Whilst Madrid is notorious for its lively nightlife it can’t compete with the wonders of Andalucia and other parts of Spain when it comes to specific festivals. The main annual event is San Isidro which celebrates the city’s patron saint and there are other fiestas specific to Madrid such as Dos de Mayo and Almudena but these won’t be particularly noteworthy for the foreign visitor when compared with the better known fiestas of Spain which have earned international acclaim. Madrid is a great city to visit at any time of year so you don’t need to plan your visit according to specific festivals. However, here’s a summary of some of the city’s main annual celebrations in case your visit happens to coincide with any of them.
The festival of San Isidro takes place on 15th May although major bullfights are held at Las Ventas, Madrid’s bullring, for the best part of a month around this date. This is the world’s largest bullfighting event which attracts all the best matadors. Tickets for the bullfights are sold out for the whole month well in advance. The other side of San Isidro consists of about nine days of varied events with many Madrileños dressed in traditional costume. A whole range of cultural events take place together with concerts and a variety of art exhibitions. You can find full details of what’s on and when on the San Isidro Website.
Dos de Mayo
If you’re in Madrid at the start of May be warned that both the 1st and 2nd are public holidays. Dos de Mayo is a celebration of events on 2nd May 1808 when a popular revolt against the French occupiers began in Puerta del Sol which would lead to the War of Independence in which the French were defeated.
Whilst San Isidro is the male patron saint of Madrid, the Virgin of Almudena is the female one. This celebration takes place on 9th November.
During the month of August the majority of Madrid’s residents head for their annual holidays on the coast yet there are some important ‘castizo’ festivals beginning with San Cayetano then San Lorenzo followed by La Paloma on 15th (it’s the national holiday of Asunción in the rest of the country). With one excuse after another to party the old centre (near C/Toledo and Plaza de la Paja) is full of those non-holidaymakers who make the most of the ongoing street parties.
Madrid Pride Week

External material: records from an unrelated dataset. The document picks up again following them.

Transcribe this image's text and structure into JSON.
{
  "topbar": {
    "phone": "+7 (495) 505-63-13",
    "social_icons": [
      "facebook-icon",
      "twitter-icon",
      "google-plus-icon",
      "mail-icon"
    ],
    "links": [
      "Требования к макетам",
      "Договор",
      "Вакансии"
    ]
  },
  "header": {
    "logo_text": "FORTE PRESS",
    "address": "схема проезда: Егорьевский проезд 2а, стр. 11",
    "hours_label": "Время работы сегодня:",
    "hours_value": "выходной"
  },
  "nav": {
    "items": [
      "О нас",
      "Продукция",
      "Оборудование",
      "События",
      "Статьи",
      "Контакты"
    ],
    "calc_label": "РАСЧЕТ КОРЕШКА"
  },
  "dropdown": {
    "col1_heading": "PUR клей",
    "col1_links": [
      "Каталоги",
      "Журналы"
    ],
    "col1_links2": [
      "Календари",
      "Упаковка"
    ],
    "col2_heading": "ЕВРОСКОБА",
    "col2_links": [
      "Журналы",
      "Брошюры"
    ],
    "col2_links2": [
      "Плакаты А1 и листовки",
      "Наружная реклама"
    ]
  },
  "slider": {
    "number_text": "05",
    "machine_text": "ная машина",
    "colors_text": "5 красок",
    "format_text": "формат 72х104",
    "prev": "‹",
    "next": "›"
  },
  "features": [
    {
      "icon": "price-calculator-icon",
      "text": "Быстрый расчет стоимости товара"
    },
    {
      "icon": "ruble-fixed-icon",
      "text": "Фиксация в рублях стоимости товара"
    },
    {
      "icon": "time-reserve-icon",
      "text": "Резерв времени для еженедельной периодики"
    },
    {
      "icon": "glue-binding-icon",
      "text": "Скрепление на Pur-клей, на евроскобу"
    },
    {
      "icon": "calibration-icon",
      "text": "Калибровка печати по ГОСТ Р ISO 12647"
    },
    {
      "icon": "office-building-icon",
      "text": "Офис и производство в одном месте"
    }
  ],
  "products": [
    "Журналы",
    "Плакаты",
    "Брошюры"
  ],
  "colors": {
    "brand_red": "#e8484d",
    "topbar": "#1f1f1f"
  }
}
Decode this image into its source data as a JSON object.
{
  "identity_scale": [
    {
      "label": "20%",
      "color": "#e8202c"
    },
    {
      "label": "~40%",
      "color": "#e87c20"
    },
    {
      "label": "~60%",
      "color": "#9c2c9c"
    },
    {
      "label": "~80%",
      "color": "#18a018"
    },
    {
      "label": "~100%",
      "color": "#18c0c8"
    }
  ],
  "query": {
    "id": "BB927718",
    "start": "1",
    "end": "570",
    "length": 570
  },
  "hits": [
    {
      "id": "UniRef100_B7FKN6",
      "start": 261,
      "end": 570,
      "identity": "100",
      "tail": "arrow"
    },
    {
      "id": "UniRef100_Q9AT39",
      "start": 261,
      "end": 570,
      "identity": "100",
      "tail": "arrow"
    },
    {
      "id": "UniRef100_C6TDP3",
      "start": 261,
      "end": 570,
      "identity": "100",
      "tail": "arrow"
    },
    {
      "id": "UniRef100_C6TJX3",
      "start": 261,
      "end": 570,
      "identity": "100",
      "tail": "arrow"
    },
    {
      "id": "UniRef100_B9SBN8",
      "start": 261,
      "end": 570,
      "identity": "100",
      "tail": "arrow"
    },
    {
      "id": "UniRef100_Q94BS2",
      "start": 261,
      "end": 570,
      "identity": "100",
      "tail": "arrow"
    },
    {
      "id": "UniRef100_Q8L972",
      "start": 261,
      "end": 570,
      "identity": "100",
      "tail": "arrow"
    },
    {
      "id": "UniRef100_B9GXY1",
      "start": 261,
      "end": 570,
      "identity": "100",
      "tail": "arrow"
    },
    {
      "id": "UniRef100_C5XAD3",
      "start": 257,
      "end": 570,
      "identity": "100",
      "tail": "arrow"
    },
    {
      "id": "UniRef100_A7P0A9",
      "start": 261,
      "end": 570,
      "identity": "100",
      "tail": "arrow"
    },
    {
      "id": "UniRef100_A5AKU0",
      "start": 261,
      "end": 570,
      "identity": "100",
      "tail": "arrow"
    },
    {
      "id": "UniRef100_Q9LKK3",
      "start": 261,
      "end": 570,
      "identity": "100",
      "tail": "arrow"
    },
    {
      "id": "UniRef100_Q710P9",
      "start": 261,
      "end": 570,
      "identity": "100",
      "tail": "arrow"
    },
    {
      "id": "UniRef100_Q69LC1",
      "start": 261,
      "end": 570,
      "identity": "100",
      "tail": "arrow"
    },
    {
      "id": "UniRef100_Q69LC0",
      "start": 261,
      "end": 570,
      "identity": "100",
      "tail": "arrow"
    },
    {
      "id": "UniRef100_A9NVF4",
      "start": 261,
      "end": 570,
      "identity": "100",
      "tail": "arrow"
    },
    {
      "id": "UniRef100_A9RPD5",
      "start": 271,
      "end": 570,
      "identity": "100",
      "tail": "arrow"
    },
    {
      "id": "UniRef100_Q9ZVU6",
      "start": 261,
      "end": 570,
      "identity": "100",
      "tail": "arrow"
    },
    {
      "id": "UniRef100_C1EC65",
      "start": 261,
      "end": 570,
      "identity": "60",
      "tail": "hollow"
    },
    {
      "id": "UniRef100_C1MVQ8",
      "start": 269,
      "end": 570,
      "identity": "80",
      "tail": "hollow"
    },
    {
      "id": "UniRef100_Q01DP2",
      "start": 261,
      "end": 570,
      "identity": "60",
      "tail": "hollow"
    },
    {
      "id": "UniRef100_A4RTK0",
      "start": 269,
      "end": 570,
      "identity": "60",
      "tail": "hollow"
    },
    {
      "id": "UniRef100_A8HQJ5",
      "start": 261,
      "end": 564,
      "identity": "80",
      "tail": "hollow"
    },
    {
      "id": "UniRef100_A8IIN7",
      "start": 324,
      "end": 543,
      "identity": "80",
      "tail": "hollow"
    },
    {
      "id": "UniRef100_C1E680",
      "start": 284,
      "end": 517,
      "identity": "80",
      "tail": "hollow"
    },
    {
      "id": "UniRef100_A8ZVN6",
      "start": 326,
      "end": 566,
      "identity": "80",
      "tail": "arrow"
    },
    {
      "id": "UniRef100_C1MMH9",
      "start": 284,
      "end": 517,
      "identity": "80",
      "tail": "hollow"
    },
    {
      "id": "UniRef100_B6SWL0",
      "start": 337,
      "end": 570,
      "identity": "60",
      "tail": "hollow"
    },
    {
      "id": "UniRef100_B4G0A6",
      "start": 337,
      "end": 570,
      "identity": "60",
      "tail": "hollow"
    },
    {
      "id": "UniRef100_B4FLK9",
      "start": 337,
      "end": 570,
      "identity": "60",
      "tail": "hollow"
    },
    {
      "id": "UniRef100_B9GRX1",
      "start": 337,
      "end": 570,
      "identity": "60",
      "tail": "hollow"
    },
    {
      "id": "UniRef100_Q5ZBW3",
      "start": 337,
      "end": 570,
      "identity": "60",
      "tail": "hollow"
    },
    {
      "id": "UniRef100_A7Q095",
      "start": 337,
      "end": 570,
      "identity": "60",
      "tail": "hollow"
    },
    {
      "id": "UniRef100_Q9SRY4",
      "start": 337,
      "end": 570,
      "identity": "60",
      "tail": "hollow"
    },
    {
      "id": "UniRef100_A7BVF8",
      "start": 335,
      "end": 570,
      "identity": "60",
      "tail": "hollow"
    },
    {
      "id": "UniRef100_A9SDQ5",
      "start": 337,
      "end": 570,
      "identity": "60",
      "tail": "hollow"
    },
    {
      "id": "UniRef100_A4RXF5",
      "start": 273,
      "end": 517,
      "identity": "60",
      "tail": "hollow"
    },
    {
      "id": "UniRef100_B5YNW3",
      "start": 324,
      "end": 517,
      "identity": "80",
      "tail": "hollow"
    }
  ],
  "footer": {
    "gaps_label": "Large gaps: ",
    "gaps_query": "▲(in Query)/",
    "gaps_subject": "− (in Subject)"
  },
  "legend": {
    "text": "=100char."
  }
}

What was a minor affair back in the 1980s when it first took place has become a huge gay festival known as ‘La Semana del Orgullo‘ which attracts around 2 million people concentrated largely on the gay neighbourhood of Chueca. It takes place at the end of June or beginning of July.
Festival de Otoño
Madrid’s Autumn Festival begins during the first week of October and lasts for a month. It is one of the country’s top music festivals with dance, music and theatre companies from all over the world. Prestigious events are held in the capital’s main theatres including the Teatro de la Zarzuela, Teatro Madrid, the Círculo de Bellas Artes and Teatro Albéniz.
Puerta del Sol has become Madrid’s equivalent to Trafalgar Square in London when it comes to celebrating the arrivalof the New Year. Thousands of people flock there in anticipation of the twelve bells which sound at midnight. As each bell sounds everyone in the crowd (and in the rest of Spain) eats a grape with the intention of finishing the last grape after the final toll of the bell. Doing so brings good luck for the rest of the year. Sounds easy? You will be surprised. Many Spaniards cheat these days by buying tins of grapes which have been deseeded to make the swallowing easier! After the bells the party spreads out around the whole city centre continuing well into the early hours of January 1st. Take a look at our Christmas in Spain article to read about how celebrations proceed during this period culminating in the arrival of the Three Kings (Los Reyes Magos) on the night of 5th January. That night there are processions through the city with the Three Kings throwing sweets to the thousands of children who line the streets awaiting their arrival.